Parents should convey to their children that education is important and useful. Student Maggie Foarde remarks that her parents’ high expectations were what encouraged her sisters and her to work hard in school. Whenever her parents perceived that there was a problem, they encouraged and helped their children in any way they could. There are various indicators of whether or not school is a priority in your family. Tutor Karen Thurber notes that outside jobs sometimes take the focus away from school, causing grades to drop. Tutor Rachel Kelley points out that distractions such as the telephone can block a student’s concentration. While other activities and part-time jobs are important, children should understand that their education presides.
Parents can motivate their children by being models; they can read regularly and discuss current events with their children. No family members should watch television excessively. Families can make good use of TV by watching educational programming and news together. One parent explained that her children observe that she and her husband continuously take courses to broaden their own education.
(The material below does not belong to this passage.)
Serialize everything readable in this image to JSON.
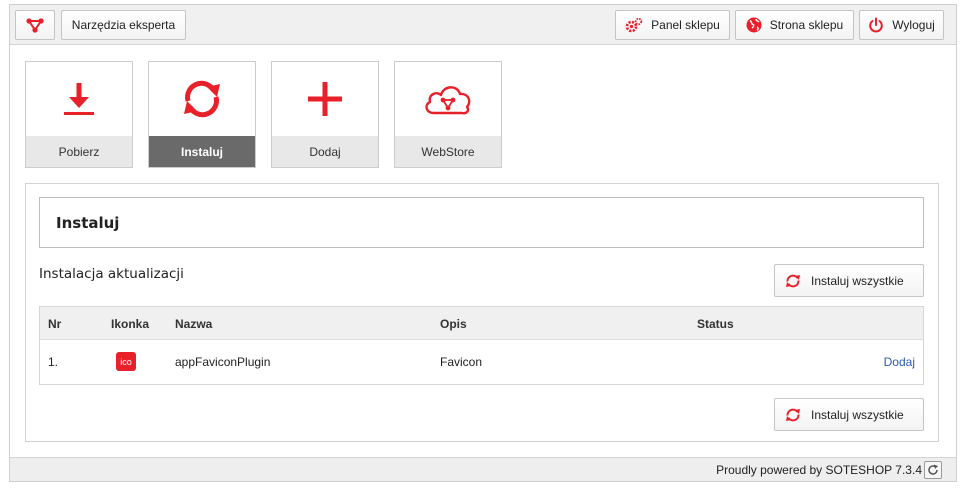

In addition to parents, adult mentors, such as teachers, coaches, tutors or music teachers, can be instrumental in boosting a child’s self-esteem and confidence and in helping a child find direction.
Ultimately, parents should strive to have their children understand from an early age that their job is going to school, doing their best to successfully complete their schoolwork and homework, and learn and retain what they have learned, for much of this information will be useful in the future. While parents should be available to provide support, students must be held accountable. This does not mean that they should be pressured to receive all A’s, only that do their best and work hard.
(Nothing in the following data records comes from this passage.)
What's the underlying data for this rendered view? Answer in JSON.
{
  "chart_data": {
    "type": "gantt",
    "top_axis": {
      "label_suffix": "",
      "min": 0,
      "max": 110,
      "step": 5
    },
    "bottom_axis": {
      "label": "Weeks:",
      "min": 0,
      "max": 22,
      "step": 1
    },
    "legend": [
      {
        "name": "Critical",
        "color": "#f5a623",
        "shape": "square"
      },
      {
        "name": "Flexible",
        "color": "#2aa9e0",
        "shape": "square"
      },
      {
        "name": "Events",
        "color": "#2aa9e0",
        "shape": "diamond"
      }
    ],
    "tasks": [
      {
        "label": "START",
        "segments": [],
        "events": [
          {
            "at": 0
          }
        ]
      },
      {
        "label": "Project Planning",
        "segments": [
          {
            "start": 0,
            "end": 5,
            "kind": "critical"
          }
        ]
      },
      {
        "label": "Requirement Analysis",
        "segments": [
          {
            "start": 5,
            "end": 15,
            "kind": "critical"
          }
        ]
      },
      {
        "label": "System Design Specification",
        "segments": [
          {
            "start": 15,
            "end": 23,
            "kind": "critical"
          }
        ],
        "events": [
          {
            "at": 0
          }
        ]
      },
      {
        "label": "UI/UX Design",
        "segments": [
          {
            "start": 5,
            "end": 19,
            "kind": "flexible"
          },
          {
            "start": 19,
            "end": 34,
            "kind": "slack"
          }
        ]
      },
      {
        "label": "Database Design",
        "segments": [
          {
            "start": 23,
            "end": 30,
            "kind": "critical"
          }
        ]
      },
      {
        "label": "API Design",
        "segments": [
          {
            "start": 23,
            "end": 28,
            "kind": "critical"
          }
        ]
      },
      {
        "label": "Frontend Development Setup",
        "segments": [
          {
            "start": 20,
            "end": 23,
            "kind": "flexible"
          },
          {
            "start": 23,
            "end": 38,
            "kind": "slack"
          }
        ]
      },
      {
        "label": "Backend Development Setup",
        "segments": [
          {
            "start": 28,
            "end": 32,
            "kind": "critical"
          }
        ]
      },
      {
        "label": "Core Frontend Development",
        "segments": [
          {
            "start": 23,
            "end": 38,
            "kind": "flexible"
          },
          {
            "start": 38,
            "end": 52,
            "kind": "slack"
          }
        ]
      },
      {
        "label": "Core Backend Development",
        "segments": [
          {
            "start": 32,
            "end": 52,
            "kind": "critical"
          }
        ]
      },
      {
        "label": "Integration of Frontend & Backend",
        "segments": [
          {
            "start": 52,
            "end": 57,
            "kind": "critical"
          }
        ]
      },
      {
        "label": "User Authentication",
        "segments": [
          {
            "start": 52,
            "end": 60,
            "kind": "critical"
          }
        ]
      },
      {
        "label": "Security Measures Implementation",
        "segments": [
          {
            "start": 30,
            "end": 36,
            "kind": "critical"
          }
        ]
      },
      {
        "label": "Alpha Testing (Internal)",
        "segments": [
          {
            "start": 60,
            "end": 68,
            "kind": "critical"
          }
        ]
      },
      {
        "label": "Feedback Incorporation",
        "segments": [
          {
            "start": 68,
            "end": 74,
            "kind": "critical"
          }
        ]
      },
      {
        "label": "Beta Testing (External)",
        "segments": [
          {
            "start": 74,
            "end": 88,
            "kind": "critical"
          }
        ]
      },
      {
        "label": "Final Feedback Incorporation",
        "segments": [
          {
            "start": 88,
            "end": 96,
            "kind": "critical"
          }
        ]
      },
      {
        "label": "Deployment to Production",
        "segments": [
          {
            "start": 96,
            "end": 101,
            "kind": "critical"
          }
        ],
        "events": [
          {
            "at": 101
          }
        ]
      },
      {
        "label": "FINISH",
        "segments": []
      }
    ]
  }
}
When children are successful with their schoolwork, they should be rewarded. Sincere praise is usually the best reward. For some children, additional incentives such as a special trip or activity may help. According to tutor Rachel Kelley, simple personal items such as a purple pen or a pink notebook motivates some students to write. On the other hand, negative reinforcement (e.g. You are so lazy, why can’t you buckle down like your brother Joe?) never produces positive results but only convinces children that they can’t do it. Encouragement and confidence are what they need.
Most importantly, children (including teenagers and even adults for that matter) need to be nurtured. They need personal attention; they need to experience success; and they need to learn to think for themselves and to believe that their ideas are important and valuable. Tutor Liz Ferris says that when she tutors math, she goes back to the beginning to make sure the student experiences success. Liz tries to help students gain confidence, and tells them, "I know you can do it." She remarks, "A lot of it is trying to change their attitudes."
Attitudes cannot be changed overnight, but they can be improved with effort.
Listen to your children, support them, encourage them, and help them with their
difficulties. Find out their interests, help them become successful, and help
them spread success to various arenas of their lives. Parent Patty Moskowitz
remarks that teenagers need their parents even more than younger children do.
Don’t let your teenagers fool you.